### Data shown
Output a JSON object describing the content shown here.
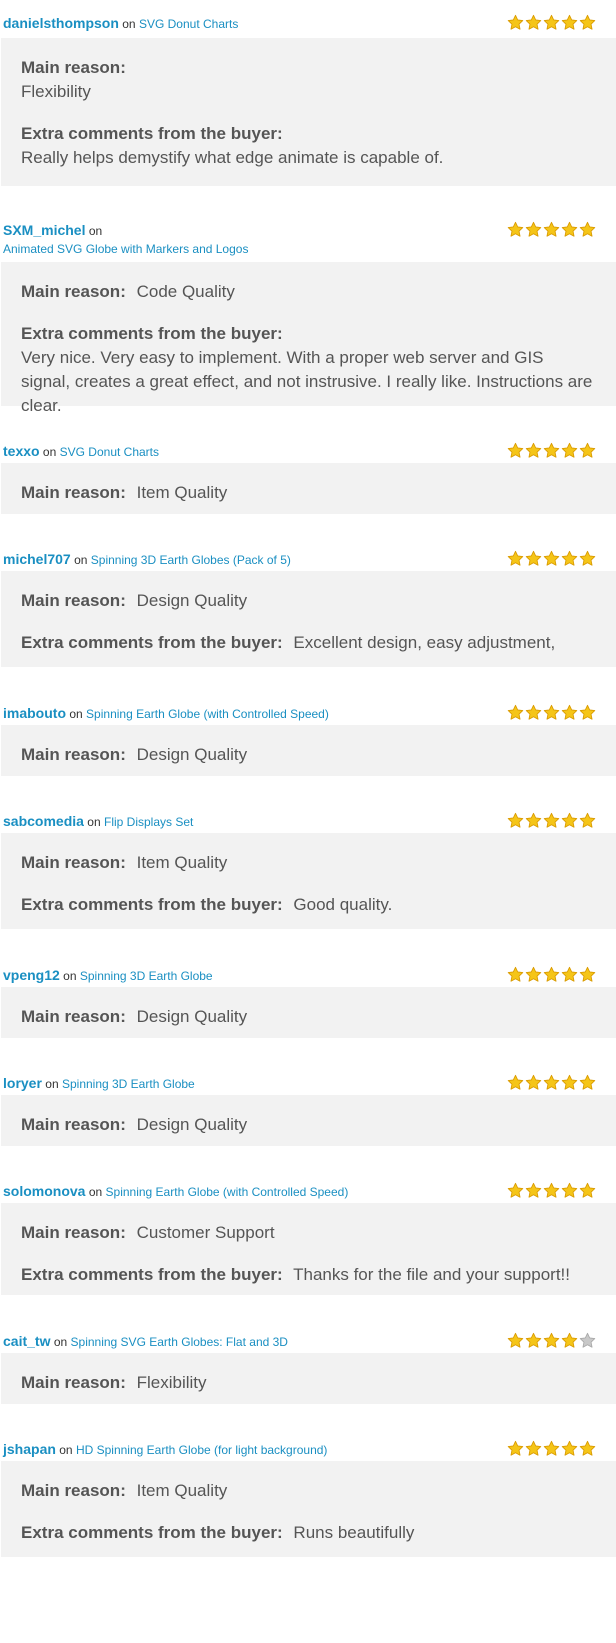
{
  "labels": {
    "on": "on",
    "main_reason": "Main reason:",
    "extra_comments": "Extra comments from the buyer:"
  },
  "colors": {
    "link": "#1a8fc2",
    "star_filled": "#f5c518",
    "star_empty": "#c8c8c8",
    "body_bg": "#f2f2f2"
  },
  "reviews": [
    {
      "user": "danielsthompson",
      "item": "SVG Donut Charts",
      "rating": 5,
      "reason": "Flexibility",
      "comment": "Really helps demystify what edge animate is capable of."
    },
    {
      "user": "SXM_michel",
      "item": "Animated SVG Globe with Markers and Logos",
      "rating": 5,
      "reason": "Code Quality",
      "comment": "Very nice. Very easy to implement. With a proper web server and GIS signal, creates a great effect, and not instrusive. I really like. Instructions are clear."
    },
    {
      "user": "texxo",
      "item": "SVG Donut Charts",
      "rating": 5,
      "reason": "Item Quality",
      "comment": ""
    },
    {
      "user": "michel707",
      "item": "Spinning 3D Earth Globes (Pack of 5)",
      "rating": 5,
      "reason": "Design Quality",
      "comment": "Excellent design, easy adjustment,"
    },
    {
      "user": "imabouto",
      "item": "Spinning Earth Globe (with Controlled Speed)",
      "rating": 5,
      "reason": "Design Quality",
      "comment": ""
    },
    {
      "user": "sabcomedia",
      "item": "Flip Displays Set",
      "rating": 5,
      "reason": "Item Quality",
      "comment": "Good quality."
    },
    {
      "user": "vpeng12",
      "item": "Spinning 3D Earth Globe",
      "rating": 5,
      "reason": "Design Quality",
      "comment": ""
    },
    {
      "user": "loryer",
      "item": "Spinning 3D Earth Globe",
      "rating": 5,
      "reason": "Design Quality",
      "comment": ""
    },
    {
      "user": "solomonova",
      "item": "Spinning Earth Globe (with Controlled Speed)",
      "rating": 5,
      "reason": "Customer Support",
      "comment": "Thanks for the file and your support!!"
    },
    {
      "user": "cait_tw",
      "item": "Spinning SVG Earth Globes: Flat and 3D",
      "rating": 4,
      "reason": "Flexibility",
      "comment": ""
    },
    {
      "user": "jshapan",
      "item": "HD Spinning Earth Globe (for light background)",
      "rating": 5,
      "reason": "Item Quality",
      "comment": "Runs beautifully"
    }
  ]
}
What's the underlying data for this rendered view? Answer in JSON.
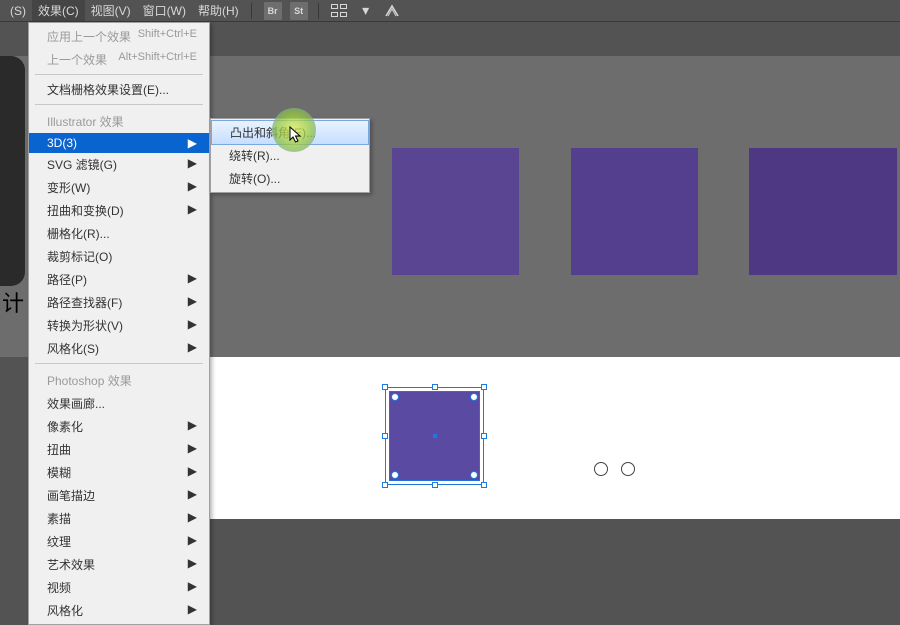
{
  "menubar": {
    "items": [
      {
        "label": "(S)"
      },
      {
        "label": "效果(C)"
      },
      {
        "label": "视图(V)"
      },
      {
        "label": "窗口(W)"
      },
      {
        "label": "帮助(H)"
      }
    ],
    "tool_br": "Br",
    "tool_st": "St"
  },
  "effects_menu": {
    "apply_last": {
      "label": "应用上一个效果",
      "shortcut": "Shift+Ctrl+E"
    },
    "last_effect": {
      "label": "上一个效果",
      "shortcut": "Alt+Shift+Ctrl+E"
    },
    "doc_raster": "文档栅格效果设置(E)...",
    "illustrator_header": "Illustrator 效果",
    "three_d": "3D(3)",
    "svg_filter": "SVG 滤镜(G)",
    "warp": "变形(W)",
    "distort_transform": "扭曲和变换(D)",
    "rasterize": "栅格化(R)...",
    "crop_marks": "裁剪标记(O)",
    "path": "路径(P)",
    "pathfinder": "路径查找器(F)",
    "convert_shape": "转换为形状(V)",
    "stylize_ai": "风格化(S)",
    "photoshop_header": "Photoshop 效果",
    "gallery": "效果画廊...",
    "pixelate": "像素化",
    "distort_ps": "扭曲",
    "blur": "模糊",
    "brush_strokes": "画笔描边",
    "sketch": "素描",
    "texture": "纹理",
    "artistic": "艺术效果",
    "video": "视频",
    "stylize_ps": "风格化",
    "arrow": "▶"
  },
  "submenu_3d": {
    "extrude": "凸出和斜角(E)...",
    "revolve": "绕转(R)...",
    "rotate": "旋转(O)..."
  },
  "left_char": "计"
}
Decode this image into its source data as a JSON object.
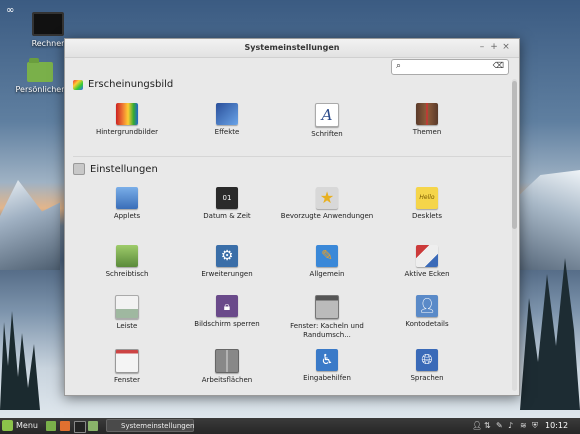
{
  "desktop": {
    "icons": [
      {
        "label": "Rechner",
        "icon": "computer-icon"
      },
      {
        "label": "Persönlicher",
        "icon": "home-folder-icon"
      }
    ]
  },
  "window": {
    "title": "Systemeinstellungen",
    "controls": {
      "minimize": "–",
      "maximize": "+",
      "close": "×"
    },
    "search": {
      "placeholder": ""
    }
  },
  "sections": [
    {
      "title": "Erscheinungsbild",
      "items": [
        {
          "label": "Hintergrundbilder",
          "color": "#d23a2a",
          "icon": "wallpaper-icon"
        },
        {
          "label": "Effekte",
          "color": "#3a78c8",
          "icon": "effects-icon"
        },
        {
          "label": "Schriften",
          "color": "#ffffff",
          "icon": "fonts-icon"
        },
        {
          "label": "Themen",
          "color": "#7a4a3a",
          "icon": "themes-icon"
        }
      ]
    },
    {
      "title": "Einstellungen",
      "items": [
        {
          "label": "Applets",
          "color": "#5a8fd0",
          "icon": "applets-icon"
        },
        {
          "label": "Datum & Zeit",
          "color": "#333333",
          "icon": "calendar-icon"
        },
        {
          "label": "Bevorzugte Anwendungen",
          "color": "#f2d25a",
          "icon": "star-icon"
        },
        {
          "label": "Desklets",
          "color": "#f5d54a",
          "icon": "note-icon"
        },
        {
          "label": "Schreibtisch",
          "color": "#7ab04a",
          "icon": "desktop-icon"
        },
        {
          "label": "Erweiterungen",
          "color": "#3a6ea8",
          "icon": "gear-icon"
        },
        {
          "label": "Allgemein",
          "color": "#3a88d8",
          "icon": "tools-icon"
        },
        {
          "label": "Aktive Ecken",
          "color": "#cc3a3a",
          "icon": "hot-corner-icon"
        },
        {
          "label": "Leiste",
          "color": "#9fb8a0",
          "icon": "panel-icon"
        },
        {
          "label": "Bildschirm sperren",
          "color": "#6a4a8a",
          "icon": "lock-icon"
        },
        {
          "label": "Fenster: Kacheln und Randumsch...",
          "color": "#8a8a8a",
          "icon": "window-tiling-icon"
        },
        {
          "label": "Kontodetails",
          "color": "#5a8ac8",
          "icon": "account-icon"
        },
        {
          "label": "Fenster",
          "color": "#f0f0f0",
          "icon": "windows-icon"
        },
        {
          "label": "Arbeitsflächen",
          "color": "#9a9a9a",
          "icon": "workspaces-icon"
        },
        {
          "label": "Eingabehilfen",
          "color": "#3a7ac8",
          "icon": "accessibility-icon"
        },
        {
          "label": "Sprachen",
          "color": "#3a6ab8",
          "icon": "languages-icon"
        }
      ]
    }
  ],
  "panel": {
    "menu_label": "Menu",
    "task_label": "Systemeinstellungen",
    "clock": "10:12"
  }
}
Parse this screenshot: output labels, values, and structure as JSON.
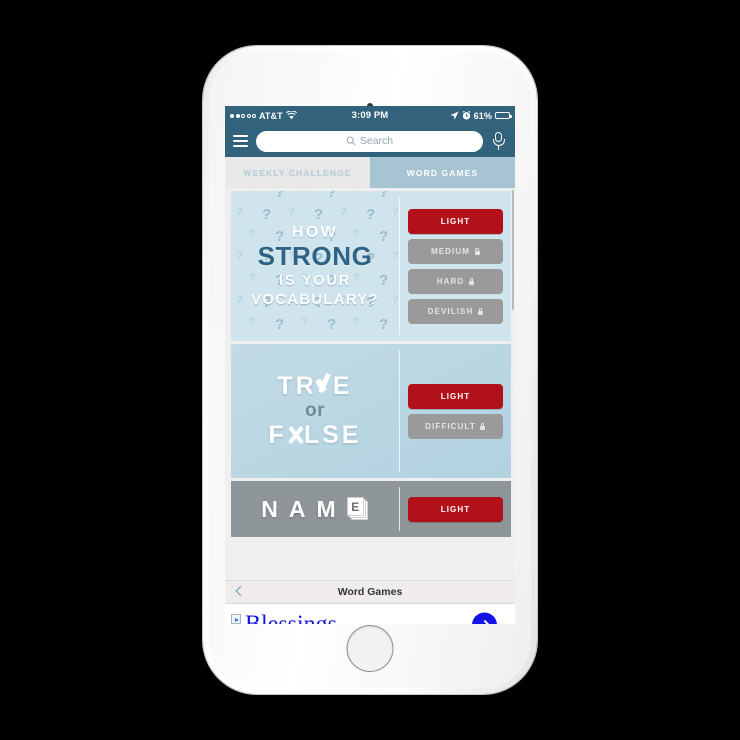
{
  "device": {
    "kind": "smartphone",
    "body_color": "#f7f7f7",
    "home_button_name": "home-button"
  },
  "statusbar": {
    "carrier": "AT&T",
    "signal_filled_dots": 2,
    "signal_hollow_dots": 3,
    "wifi_icon": "wifi-icon",
    "time": "3:09 PM",
    "location_icon": "location-arrow-icon",
    "alarm_icon": "alarm-clock-icon",
    "battery_percent": "61%",
    "battery_level": 61,
    "battery_icon": "battery-icon"
  },
  "navbar": {
    "menu_icon": "hamburger-menu-icon",
    "search_icon": "search-icon",
    "search_placeholder": "Search",
    "search_value": "",
    "mic_icon": "microphone-icon",
    "background": "#33627c"
  },
  "tabs": [
    {
      "label": "WEEKLY CHALLENGE",
      "active": false
    },
    {
      "label": "WORD GAMES",
      "active": true
    }
  ],
  "colors": {
    "header_blue": "#33627c",
    "tab_active": "#a6c4d2",
    "tab_inactive": "#e8e8e8",
    "button_red": "#b3111a",
    "button_locked_gray": "#9a9a9a",
    "card_vocab_bg": "#cfe4ec",
    "card_truefalse_bg": "#b2d2e0",
    "card_name_bg": "#8f9699",
    "ad_blue": "#1414e6"
  },
  "games": [
    {
      "id": "vocabulary-strength",
      "title_lines": [
        "HOW",
        "STRONG",
        "IS YOUR",
        "VOCABULARY?"
      ],
      "background_pattern": "question-marks",
      "levels": [
        {
          "label": "LIGHT",
          "state": "unlocked",
          "style": "red"
        },
        {
          "label": "MEDIUM",
          "state": "locked",
          "style": "gray",
          "lock_icon": "lock-icon"
        },
        {
          "label": "HARD",
          "state": "locked",
          "style": "gray",
          "lock_icon": "lock-icon"
        },
        {
          "label": "DEVILISH",
          "state": "locked",
          "style": "gray",
          "lock_icon": "lock-icon"
        }
      ]
    },
    {
      "id": "true-or-false",
      "title_lines": [
        "TR✓E",
        "or",
        "F✕LSE"
      ],
      "title_plain": "TRUE or FALSE",
      "levels": [
        {
          "label": "LIGHT",
          "state": "unlocked",
          "style": "red"
        },
        {
          "label": "DIFFICULT",
          "state": "locked",
          "style": "gray",
          "lock_icon": "lock-icon"
        }
      ]
    },
    {
      "id": "name-that-thing",
      "title_plain": "NAME",
      "letters": [
        "N",
        "A",
        "M"
      ],
      "card_letter": "E",
      "card_icon": "flashcard-stack-icon",
      "levels": [
        {
          "label": "LIGHT",
          "state": "unlocked",
          "style": "red"
        }
      ]
    }
  ],
  "toolbar": {
    "back_icon": "back-chevron-icon",
    "title": "Word Games"
  },
  "ad": {
    "adchoices_icon": "adchoices-icon",
    "close_icon": "close-x-icon",
    "headline": "Blessings",
    "cta_icon": "chevron-right-icon"
  }
}
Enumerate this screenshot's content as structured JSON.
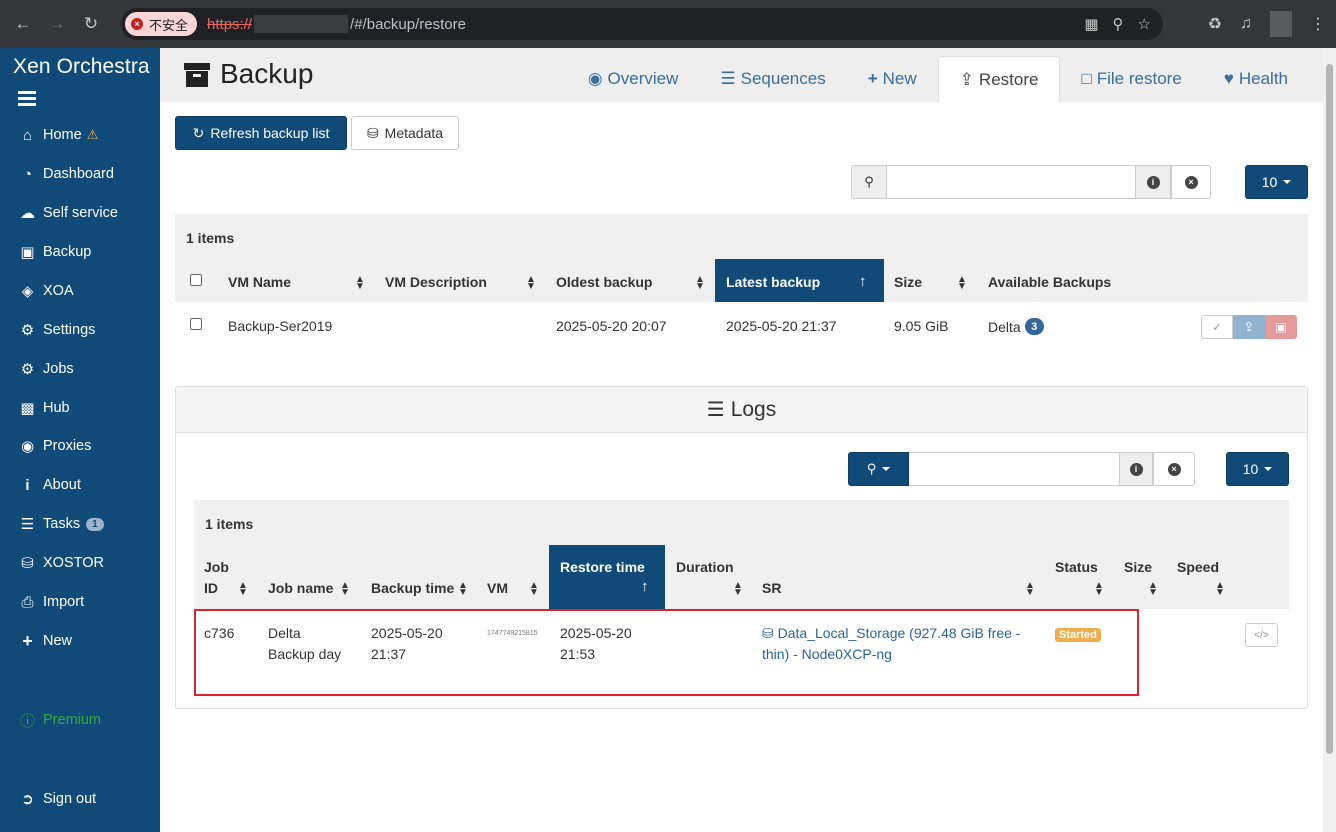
{
  "browser": {
    "insecure_label": "不安全",
    "url_scheme": "https://",
    "url_path": "/#/backup/restore"
  },
  "sidebar": {
    "brand": "Xen Orchestra",
    "items": [
      {
        "label": "Home",
        "icon": "home-icon"
      },
      {
        "label": "Dashboard",
        "icon": "dashboard-icon"
      },
      {
        "label": "Self service",
        "icon": "cloud-icon"
      },
      {
        "label": "Backup",
        "icon": "archive-icon"
      },
      {
        "label": "XOA",
        "icon": "cube-icon"
      },
      {
        "label": "Settings",
        "icon": "gear-icon"
      },
      {
        "label": "Jobs",
        "icon": "gears-icon"
      },
      {
        "label": "Hub",
        "icon": "cubes-icon"
      },
      {
        "label": "Proxies",
        "icon": "globe-icon"
      },
      {
        "label": "About",
        "icon": "info-icon"
      },
      {
        "label": "Tasks",
        "icon": "tasks-icon",
        "badge": "1"
      },
      {
        "label": "XOSTOR",
        "icon": "database-icon"
      },
      {
        "label": "Import",
        "icon": "import-icon"
      },
      {
        "label": "New",
        "icon": "plus-icon"
      }
    ],
    "premium": "Premium",
    "sign_out": "Sign out"
  },
  "header": {
    "title": "Backup",
    "tabs": [
      {
        "label": "Overview"
      },
      {
        "label": "Sequences"
      },
      {
        "label": "New"
      },
      {
        "label": "Restore"
      },
      {
        "label": "File restore"
      },
      {
        "label": "Health"
      }
    ]
  },
  "toolbar": {
    "refresh_label": "Refresh backup list",
    "metadata_label": "Metadata"
  },
  "backups": {
    "page_size": "10",
    "items_count": "1 items",
    "columns": [
      "VM Name",
      "VM Description",
      "Oldest backup",
      "Latest backup",
      "Size",
      "Available Backups"
    ],
    "rows": [
      {
        "vm_name": "Backup-Ser2019",
        "vm_description": "",
        "oldest": "2025-05-20 20:07",
        "latest": "2025-05-20 21:37",
        "size": "9.05 GiB",
        "available": "Delta",
        "available_count": "3"
      }
    ]
  },
  "logs": {
    "title": "Logs",
    "page_size": "10",
    "items_count": "1 items",
    "columns": {
      "job_id_1": "Job",
      "job_id_2": "ID",
      "job_name": "Job name",
      "backup_time": "Backup time",
      "vm": "VM",
      "restore_time": "Restore time",
      "duration": "Duration",
      "sr": "SR",
      "status": "Status",
      "size": "Size",
      "speed": "Speed"
    },
    "rows": [
      {
        "job_id": "c736",
        "job_name_1": "Delta",
        "job_name_2": "Backup day",
        "backup_time_1": "2025-05-20",
        "backup_time_2": "21:37",
        "vm": "1747749215815",
        "restore_time_1": "2025-05-20",
        "restore_time_2": "21:53",
        "sr_1": "Data_Local_Storage (927.48 GiB free -",
        "sr_2": "thin) - Node0XCP-ng",
        "status": "Started"
      }
    ]
  },
  "colors": {
    "sidebar": "#104a79",
    "active_header": "#104a79",
    "status_started": "#f0ad4e",
    "highlight_box": "#d9232d"
  }
}
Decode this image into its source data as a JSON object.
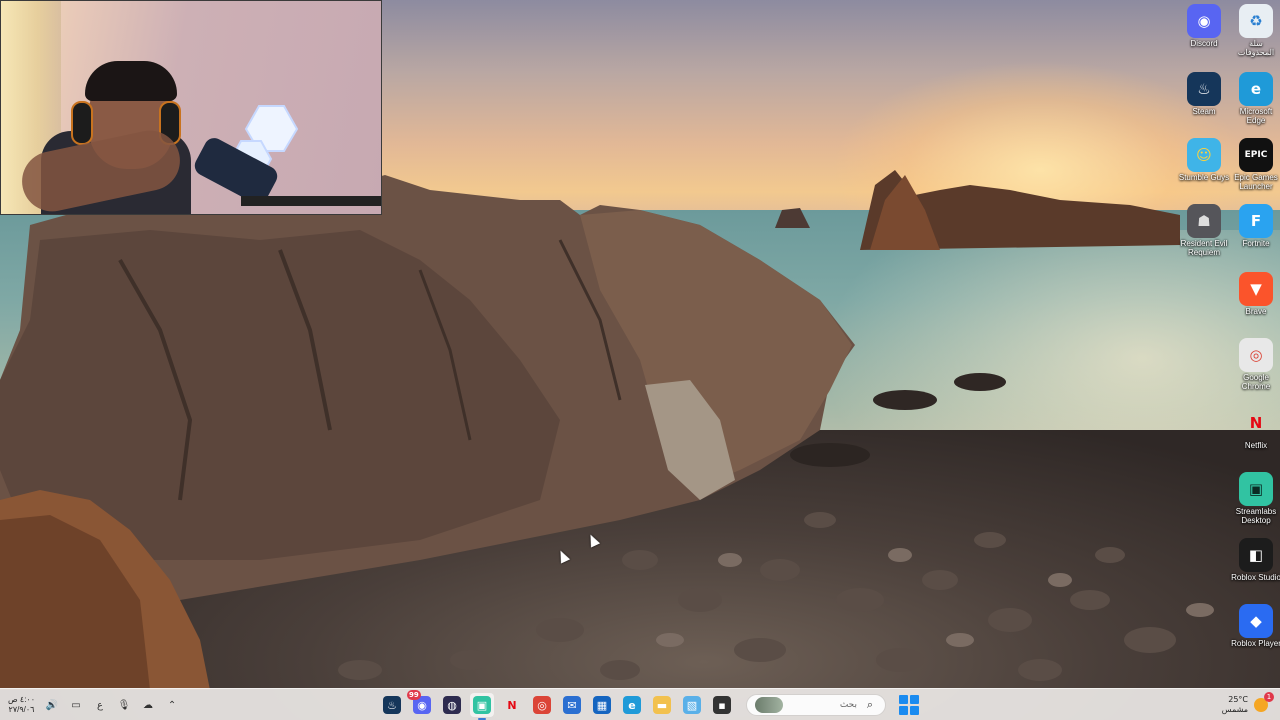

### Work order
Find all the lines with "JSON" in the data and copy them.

### Answer section
Output a JSON object describing the content shown here.
What's the underlying data for this rendered view? Answer in JSON.
Decode this image into its source data as a JSON object.
Parse this screenshot: output labels, values, and structure as JSON.
Enumerate this screenshot's content as structured JSON.
Decode this image into its source data as a JSON object.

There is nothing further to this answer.